The four largest iBuyers at least as of a few weeks ago, Zillow Offers, Opendoor, Redfin (RDFN -5.72%) Now, Offerpad (OPAD 3.29%). I'm sure everyone watching today has heard at least two of those companies. In the second quarter, we don't have Q3 data yet, we will probably have it later this week. But in the second quarter alone, iBuying accounted for 15,000 home sales across the country. Now, that seems like a big number, but that's actually only 1% of all US home purchases totaling about $5 billion.
That does however break the record by quite a margin that was set back in the third quarter 2019 of 10,400 homes. Of course, that was pre-COVID. iBuying was really taking off at that point, it slowed down in 2020, it's certainly bouncing back here in 2021. I thought this was interesting — 84% of homes sold to the largest iBuyers in Q2 were off-market. In other words, these were homes that the seller was able to interact with the iBuyer — whether that's Zillow or Opendoor, arrange a transaction without actually directly listing the property on MLS or in the market.
That's pretty fast, and the way you could look at that and say, well, the number of homes that enter to the market might not have been as big we're not for iBuying. They increased the pie of the overall home market. Then looking at the biggest markets for iBuying, by the way, this data is ironically all coming from Zillow about a month ago. Anyway, the biggest markets for iBuying, you've got Atlanta, Phoenix, Dallas, Charlotte.
What I think is interesting about those markets is that, you guys know this, they tend to be pretty homogeneous markets. You got a lot of homes that are built around the same time, big subdivisions. It's easier away for iBuyers to go and transact homes in that market versus some of your older markets in the Northeast or even in the Midwest where homes were built at different times, algorithms are harder to deploy effectively, etc. Mentioned two months earlier, but 64 day average hold period for iBuyers. That's pretty quick if you think about selling your home, you sell it quickly, and then iBuyers take only 64 days to actually hold the property, do whatever repairs they think are necessary, and resell it.

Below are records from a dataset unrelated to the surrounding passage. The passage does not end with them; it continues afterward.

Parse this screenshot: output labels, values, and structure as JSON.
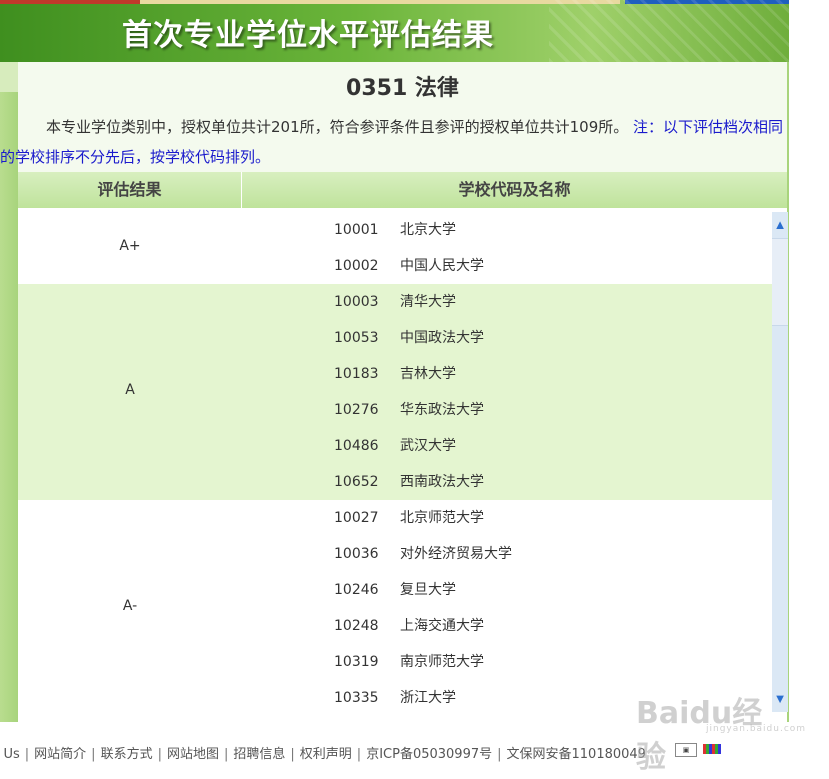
{
  "banner": {
    "title": "首次专业学位水平评估结果",
    "colors": {
      "accent": "#6bb53a",
      "dark": "#3f8f1f",
      "light": "#e4f5d0"
    }
  },
  "major": {
    "title": "0351  法律"
  },
  "description": {
    "text": "本专业学位类别中，授权单位共计201所，符合参评条件且参评的授权单位共计109所。",
    "note": "注：以下评估档次相同的学校排序不分先后，按学校代码排列。"
  },
  "table": {
    "headers": [
      "评估结果",
      "学校代码及名称"
    ],
    "groups": [
      {
        "grade": "A+",
        "schools": [
          {
            "code": "10001",
            "name": "北京大学"
          },
          {
            "code": "10002",
            "name": "中国人民大学"
          }
        ]
      },
      {
        "grade": "A",
        "schools": [
          {
            "code": "10003",
            "name": "清华大学"
          },
          {
            "code": "10053",
            "name": "中国政法大学"
          },
          {
            "code": "10183",
            "name": "吉林大学"
          },
          {
            "code": "10276",
            "name": "华东政法大学"
          },
          {
            "code": "10486",
            "name": "武汉大学"
          },
          {
            "code": "10652",
            "name": "西南政法大学"
          }
        ]
      },
      {
        "grade": "A-",
        "schools": [
          {
            "code": "10027",
            "name": "北京师范大学"
          },
          {
            "code": "10036",
            "name": "对外经济贸易大学"
          },
          {
            "code": "10246",
            "name": "复旦大学"
          },
          {
            "code": "10248",
            "name": "上海交通大学"
          },
          {
            "code": "10319",
            "name": "南京师范大学"
          },
          {
            "code": "10335",
            "name": "浙江大学"
          }
        ]
      }
    ]
  },
  "scrollbar": {
    "up_icon": "chevron-up-icon",
    "down_icon": "chevron-down-icon"
  },
  "footer": {
    "links": [
      "ut Us",
      "网站简介",
      "联系方式",
      "网站地图",
      "招聘信息",
      "权利声明"
    ],
    "icp": "京ICP备05030997号",
    "security": "文保网安备110180049"
  },
  "watermark": {
    "text": "Baidu经验",
    "sub": "jingyan.baidu.com"
  }
}
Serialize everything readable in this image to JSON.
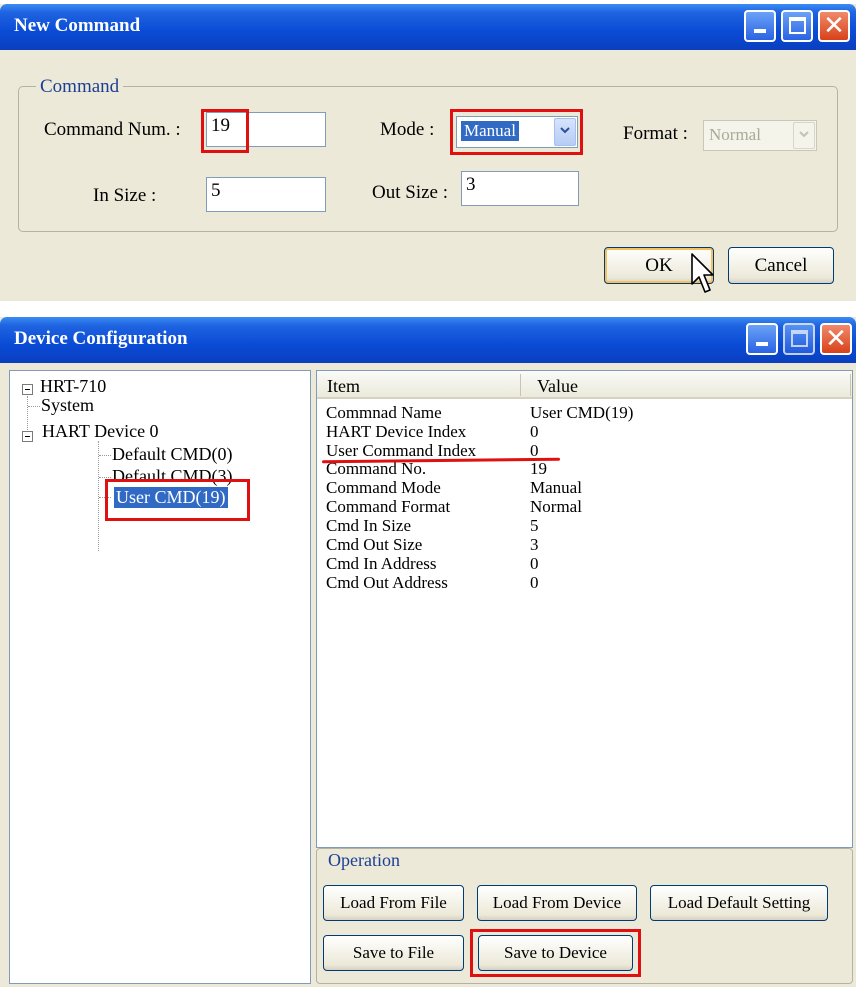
{
  "new_command": {
    "title": "New Command",
    "group_label": "Command",
    "command_num_label": "Command Num. :",
    "command_num_value": "19",
    "mode_label": "Mode :",
    "mode_value": "Manual",
    "format_label": "Format :",
    "format_value": "Normal",
    "in_size_label": "In Size :",
    "in_size_value": "5",
    "out_size_label": "Out Size :",
    "out_size_value": "3",
    "ok_label": "OK",
    "cancel_label": "Cancel"
  },
  "device_config": {
    "title": "Device Configuration",
    "tree": {
      "root": "HRT-710",
      "system": "System",
      "hart_device": "HART Device 0",
      "default_cmd_0": "Default CMD(0)",
      "default_cmd_3": "Default CMD(3)",
      "user_cmd_19": "User CMD(19)"
    },
    "list": {
      "col_item": "Item",
      "col_value": "Value",
      "rows": [
        {
          "item": "Commnad Name",
          "value": "User CMD(19)"
        },
        {
          "item": "HART Device Index",
          "value": "0"
        },
        {
          "item": "User Command Index",
          "value": "0"
        },
        {
          "item": "Command No.",
          "value": "19"
        },
        {
          "item": "Command Mode",
          "value": "Manual"
        },
        {
          "item": "Command Format",
          "value": "Normal"
        },
        {
          "item": "Cmd In Size",
          "value": "5"
        },
        {
          "item": "Cmd Out Size",
          "value": "3"
        },
        {
          "item": "Cmd In Address",
          "value": "0"
        },
        {
          "item": "Cmd Out Address",
          "value": "0"
        }
      ]
    },
    "operation": {
      "label": "Operation",
      "load_from_file": "Load From File",
      "load_from_device": "Load From Device",
      "load_default_setting": "Load Default Setting",
      "save_to_file": "Save to File",
      "save_to_device": "Save to Device"
    }
  },
  "colors": {
    "titlebar": "#0a4bd6",
    "window_bg": "#ece9d8",
    "selection": "#316ac5",
    "highlight_red": "#e01010"
  }
}
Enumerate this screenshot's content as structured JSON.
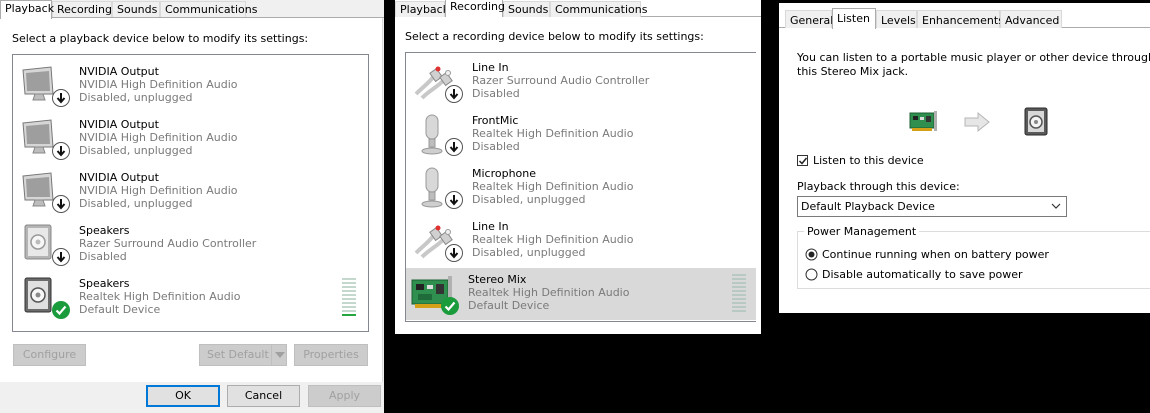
{
  "playback": {
    "tabs": [
      "Playback",
      "Recording",
      "Sounds",
      "Communications"
    ],
    "instruction": "Select a playback device below to modify its settings:",
    "devices": [
      {
        "name": "NVIDIA Output",
        "driver": "NVIDIA High Definition Audio",
        "status": "Disabled, unplugged",
        "icon": "monitor-icon"
      },
      {
        "name": "NVIDIA Output",
        "driver": "NVIDIA High Definition Audio",
        "status": "Disabled, unplugged",
        "icon": "monitor-icon"
      },
      {
        "name": "NVIDIA Output",
        "driver": "NVIDIA High Definition Audio",
        "status": "Disabled, unplugged",
        "icon": "monitor-icon"
      },
      {
        "name": "Speakers",
        "driver": "Razer Surround Audio Controller",
        "status": "Disabled",
        "icon": "speaker-icon"
      },
      {
        "name": "Speakers",
        "driver": "Realtek High Definition Audio",
        "status": "Default Device",
        "icon": "speaker-icon"
      }
    ],
    "buttons": {
      "configure": "Configure",
      "set_default": "Set Default",
      "properties": "Properties"
    },
    "footer": {
      "ok": "OK",
      "cancel": "Cancel",
      "apply": "Apply"
    }
  },
  "recording": {
    "tabs": [
      "Playback",
      "Recording",
      "Sounds",
      "Communications"
    ],
    "instruction": "Select a recording device below to modify its settings:",
    "devices": [
      {
        "name": "Line In",
        "driver": "Razer Surround Audio Controller",
        "status": "Disabled",
        "icon": "rca-cable-icon"
      },
      {
        "name": "FrontMic",
        "driver": "Realtek High Definition Audio",
        "status": "Disabled",
        "icon": "microphone-icon"
      },
      {
        "name": "Microphone",
        "driver": "Realtek High Definition Audio",
        "status": "Disabled, unplugged",
        "icon": "microphone-icon"
      },
      {
        "name": "Line In",
        "driver": "Realtek High Definition Audio",
        "status": "Disabled, unplugged",
        "icon": "rca-cable-icon"
      },
      {
        "name": "Stereo Mix",
        "driver": "Realtek High Definition Audio",
        "status": "Default Device",
        "icon": "sound-card-icon"
      }
    ]
  },
  "properties": {
    "tabs": [
      "General",
      "Listen",
      "Levels",
      "Enhancements",
      "Advanced"
    ],
    "description_line1": "You can listen to a portable music player or other device through",
    "description_line2": "this Stereo Mix jack.",
    "listen_label": "Listen to this device",
    "listen_checked": true,
    "playback_through_label": "Playback through this device:",
    "playback_device": "Default Playback Device",
    "power_group": "Power Management",
    "power_option1": "Continue running when on battery power",
    "power_option2": "Disable automatically to save power",
    "power_selected": 1
  },
  "colors": {
    "accent": "#0078d7",
    "check_green": "#1a9b3c",
    "meter_green": "#26a641",
    "selection": "#d9d9d9"
  }
}
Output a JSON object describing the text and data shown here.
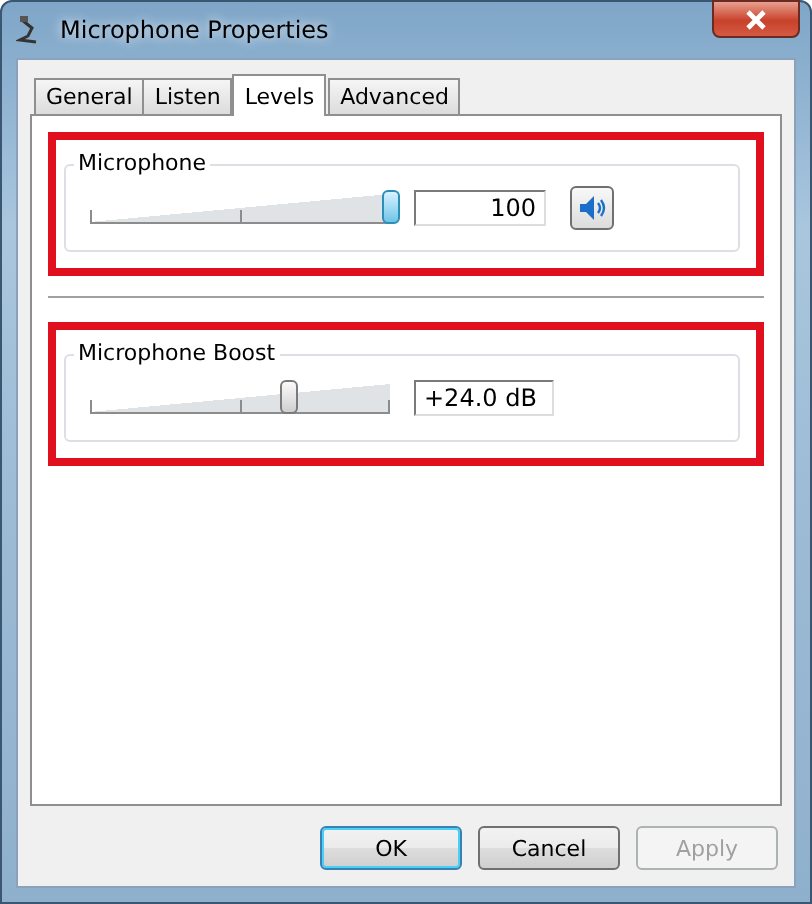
{
  "window": {
    "title": "Microphone Properties"
  },
  "tabs": [
    {
      "label": "General",
      "selected": false
    },
    {
      "label": "Listen",
      "selected": false
    },
    {
      "label": "Levels",
      "selected": true
    },
    {
      "label": "Advanced",
      "selected": false
    }
  ],
  "levels": [
    {
      "kind": "volume",
      "name": "Microphone",
      "level": 1.0,
      "reading": "100",
      "muted": false,
      "highlighted": true
    },
    {
      "kind": "boost",
      "name": "Microphone Boost",
      "level": 0.66,
      "reading": "+24.0 dB",
      "highlighted": true
    }
  ],
  "buttons": [
    {
      "label": "OK",
      "default": true,
      "disabled": false
    },
    {
      "label": "Cancel",
      "default": false,
      "disabled": false
    },
    {
      "label": "Apply",
      "default": false,
      "disabled": true
    }
  ]
}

Really quick turnaround for them and it's been good for them lately with the rising home prices. iBuyer homes sold in second quarter went for almost 10% more than their purchase price. That's good. That helps the margins obviously in this, of course, it does come during a period with rapidly rising home prices in most markets across the country.